For many, summer is a time to fine tune hobbies and take classes for enjoyment.
For the small group of potters gathered at the city of Columbia’s Art Center on a recent rainy evening, it’s a chance to share ideas and catch up with friends who have a common interest.
“We’re an eclectic bunch,” said Jeannie Lindler, as others gathered around the table overflowing with sculpting tools and bags of clay chuckled where they sat.
Lindler first became interested in working with clay after taking a class with her daughter years ago. She now comes to the studio about four times a week as part of its “open studio” plan.
“It’s an addiction,” she said, as she sat pressing a small square of clay into a mold.
Recent projects include tiles for her kitchen’s backsplash, but her real love is crafting houses and other structures such as barns and outhouses. In fact, the funky little outhouses were a big hit recently with friends and family.
As Lindler explains, some in the room are throwers, meaning they prefer to work on the potter’s wheel while others, such as herself, are handbuilders.
Across the room, instructor Adele Chase, a longtime potter, was getting ready for the center’s Throwing for Beginners class. Chase, who was adding intricate detail to a bowl of her own, said introducing others to pottery has been rewarding.
“It’s made me a better thrower,” she said, as she set the bowl aside and began slicing up evenly-sized chunks of clay for the class.
Richard Lund, who works as a graphic designer by day, said working in clay has allowed him to be creative in a different way. Before him sat the graceful body of a horse almost ready to go into the kiln.
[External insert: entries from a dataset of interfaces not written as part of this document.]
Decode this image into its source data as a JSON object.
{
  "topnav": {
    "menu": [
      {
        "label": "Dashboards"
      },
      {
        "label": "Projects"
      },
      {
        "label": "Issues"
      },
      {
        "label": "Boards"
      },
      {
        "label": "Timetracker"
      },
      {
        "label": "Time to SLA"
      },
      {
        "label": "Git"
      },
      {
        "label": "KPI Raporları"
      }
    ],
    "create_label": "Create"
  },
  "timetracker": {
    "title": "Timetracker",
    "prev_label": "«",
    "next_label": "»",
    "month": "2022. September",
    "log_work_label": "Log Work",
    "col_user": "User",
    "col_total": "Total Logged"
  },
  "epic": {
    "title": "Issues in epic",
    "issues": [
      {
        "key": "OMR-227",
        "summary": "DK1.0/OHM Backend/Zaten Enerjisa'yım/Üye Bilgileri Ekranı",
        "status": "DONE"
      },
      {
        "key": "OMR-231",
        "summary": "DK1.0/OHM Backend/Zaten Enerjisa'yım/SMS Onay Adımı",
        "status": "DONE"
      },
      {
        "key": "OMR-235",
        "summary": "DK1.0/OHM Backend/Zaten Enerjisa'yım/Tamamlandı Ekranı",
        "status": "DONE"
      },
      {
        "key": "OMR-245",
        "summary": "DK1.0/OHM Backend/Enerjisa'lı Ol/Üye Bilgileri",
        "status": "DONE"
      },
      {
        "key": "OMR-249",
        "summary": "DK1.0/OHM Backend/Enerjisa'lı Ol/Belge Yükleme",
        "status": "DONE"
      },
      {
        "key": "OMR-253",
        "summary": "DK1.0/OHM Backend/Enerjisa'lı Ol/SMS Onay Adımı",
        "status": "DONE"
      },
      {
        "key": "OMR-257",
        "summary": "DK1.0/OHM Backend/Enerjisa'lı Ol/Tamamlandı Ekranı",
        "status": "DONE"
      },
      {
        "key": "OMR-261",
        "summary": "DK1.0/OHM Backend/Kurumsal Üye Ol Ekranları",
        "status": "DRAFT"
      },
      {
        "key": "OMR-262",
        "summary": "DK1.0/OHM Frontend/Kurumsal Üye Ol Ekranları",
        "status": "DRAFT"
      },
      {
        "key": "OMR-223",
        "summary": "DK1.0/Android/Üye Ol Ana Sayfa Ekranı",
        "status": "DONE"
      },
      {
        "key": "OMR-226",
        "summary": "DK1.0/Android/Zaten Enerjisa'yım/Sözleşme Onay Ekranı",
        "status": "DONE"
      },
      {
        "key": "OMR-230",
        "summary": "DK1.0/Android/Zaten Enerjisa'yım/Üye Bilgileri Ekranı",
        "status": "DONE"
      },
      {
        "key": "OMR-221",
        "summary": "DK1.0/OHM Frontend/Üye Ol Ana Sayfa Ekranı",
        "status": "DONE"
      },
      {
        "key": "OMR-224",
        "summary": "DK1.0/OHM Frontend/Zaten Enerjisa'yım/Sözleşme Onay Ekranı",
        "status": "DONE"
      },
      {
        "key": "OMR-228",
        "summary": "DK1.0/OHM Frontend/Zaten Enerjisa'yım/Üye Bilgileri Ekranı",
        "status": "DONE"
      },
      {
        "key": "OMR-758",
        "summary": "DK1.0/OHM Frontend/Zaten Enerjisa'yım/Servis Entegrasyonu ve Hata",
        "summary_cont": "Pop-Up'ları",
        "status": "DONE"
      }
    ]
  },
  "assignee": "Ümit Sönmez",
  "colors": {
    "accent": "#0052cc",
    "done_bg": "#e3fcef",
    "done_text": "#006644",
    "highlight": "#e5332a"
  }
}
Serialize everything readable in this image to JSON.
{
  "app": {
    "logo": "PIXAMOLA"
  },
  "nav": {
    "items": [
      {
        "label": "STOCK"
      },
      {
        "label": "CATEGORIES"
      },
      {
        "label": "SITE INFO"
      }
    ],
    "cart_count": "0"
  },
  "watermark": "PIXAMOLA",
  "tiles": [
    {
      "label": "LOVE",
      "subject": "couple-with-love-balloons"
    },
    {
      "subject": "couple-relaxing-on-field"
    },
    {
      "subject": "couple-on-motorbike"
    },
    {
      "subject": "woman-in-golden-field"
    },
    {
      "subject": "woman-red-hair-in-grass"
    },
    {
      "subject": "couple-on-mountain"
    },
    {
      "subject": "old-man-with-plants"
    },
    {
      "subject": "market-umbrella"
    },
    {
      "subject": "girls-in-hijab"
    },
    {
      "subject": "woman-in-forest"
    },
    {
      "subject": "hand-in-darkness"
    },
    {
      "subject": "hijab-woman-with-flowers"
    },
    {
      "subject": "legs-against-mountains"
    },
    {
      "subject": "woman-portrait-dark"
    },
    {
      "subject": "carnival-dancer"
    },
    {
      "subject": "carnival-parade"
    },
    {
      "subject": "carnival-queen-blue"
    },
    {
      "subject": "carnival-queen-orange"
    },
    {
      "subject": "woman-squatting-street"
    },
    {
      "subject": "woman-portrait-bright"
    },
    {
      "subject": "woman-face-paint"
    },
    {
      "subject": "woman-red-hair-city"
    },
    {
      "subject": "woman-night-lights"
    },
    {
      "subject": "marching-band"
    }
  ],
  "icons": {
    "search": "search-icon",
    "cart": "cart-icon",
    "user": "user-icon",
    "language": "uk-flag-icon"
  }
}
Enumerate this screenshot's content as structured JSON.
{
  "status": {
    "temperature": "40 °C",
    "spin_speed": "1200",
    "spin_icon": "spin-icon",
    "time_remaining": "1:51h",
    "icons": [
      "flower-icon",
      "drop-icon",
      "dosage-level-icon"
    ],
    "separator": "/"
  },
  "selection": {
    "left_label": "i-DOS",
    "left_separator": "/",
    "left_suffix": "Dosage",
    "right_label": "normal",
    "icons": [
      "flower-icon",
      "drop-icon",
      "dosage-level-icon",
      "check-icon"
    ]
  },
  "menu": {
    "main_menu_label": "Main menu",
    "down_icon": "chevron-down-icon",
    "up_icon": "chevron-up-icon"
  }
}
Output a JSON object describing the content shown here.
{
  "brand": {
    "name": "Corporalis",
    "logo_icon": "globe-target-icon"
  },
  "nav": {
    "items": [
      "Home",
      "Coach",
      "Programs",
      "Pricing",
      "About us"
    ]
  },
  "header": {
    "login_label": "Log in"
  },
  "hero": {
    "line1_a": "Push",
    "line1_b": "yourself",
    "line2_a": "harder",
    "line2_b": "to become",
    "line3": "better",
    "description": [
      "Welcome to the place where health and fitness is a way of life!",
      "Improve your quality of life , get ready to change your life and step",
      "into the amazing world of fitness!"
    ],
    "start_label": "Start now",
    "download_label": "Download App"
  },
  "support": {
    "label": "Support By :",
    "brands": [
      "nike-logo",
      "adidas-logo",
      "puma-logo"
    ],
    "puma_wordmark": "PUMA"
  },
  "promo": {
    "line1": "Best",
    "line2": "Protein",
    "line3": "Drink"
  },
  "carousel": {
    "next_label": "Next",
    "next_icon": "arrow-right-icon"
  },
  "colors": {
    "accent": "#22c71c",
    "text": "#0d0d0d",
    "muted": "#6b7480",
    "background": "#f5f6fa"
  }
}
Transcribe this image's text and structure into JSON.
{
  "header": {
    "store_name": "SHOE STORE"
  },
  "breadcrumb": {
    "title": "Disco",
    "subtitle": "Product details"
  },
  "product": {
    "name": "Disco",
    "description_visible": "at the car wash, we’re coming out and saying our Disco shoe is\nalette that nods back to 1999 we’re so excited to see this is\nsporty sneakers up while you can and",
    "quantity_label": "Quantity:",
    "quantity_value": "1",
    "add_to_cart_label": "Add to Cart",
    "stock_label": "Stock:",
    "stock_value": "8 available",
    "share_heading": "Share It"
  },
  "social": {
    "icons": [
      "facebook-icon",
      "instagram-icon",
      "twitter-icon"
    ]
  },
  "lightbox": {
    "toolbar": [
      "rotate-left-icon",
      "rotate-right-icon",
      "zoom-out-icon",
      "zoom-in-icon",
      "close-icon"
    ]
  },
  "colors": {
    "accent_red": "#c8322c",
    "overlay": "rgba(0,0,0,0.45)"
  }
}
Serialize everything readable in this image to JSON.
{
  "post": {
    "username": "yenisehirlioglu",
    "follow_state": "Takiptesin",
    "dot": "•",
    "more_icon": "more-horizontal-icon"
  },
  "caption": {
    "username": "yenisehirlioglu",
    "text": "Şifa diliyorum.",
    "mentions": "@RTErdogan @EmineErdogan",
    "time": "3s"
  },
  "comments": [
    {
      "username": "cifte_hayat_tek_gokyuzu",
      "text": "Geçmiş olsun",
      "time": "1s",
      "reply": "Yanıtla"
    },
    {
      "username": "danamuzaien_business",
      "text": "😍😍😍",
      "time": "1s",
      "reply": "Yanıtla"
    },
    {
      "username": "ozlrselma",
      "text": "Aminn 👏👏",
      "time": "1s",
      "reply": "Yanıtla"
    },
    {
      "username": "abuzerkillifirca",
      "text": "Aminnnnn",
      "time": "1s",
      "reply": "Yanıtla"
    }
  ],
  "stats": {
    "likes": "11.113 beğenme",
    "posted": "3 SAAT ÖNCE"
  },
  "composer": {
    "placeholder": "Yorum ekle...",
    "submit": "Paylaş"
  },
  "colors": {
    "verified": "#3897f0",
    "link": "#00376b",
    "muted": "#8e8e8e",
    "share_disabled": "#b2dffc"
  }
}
It takes seven years to become proficient in throwing or handbuilding, one potter in the group said. Lund, who has been working with clay for about four years, still considers himself a beginner.
“I’m still learning,” he said.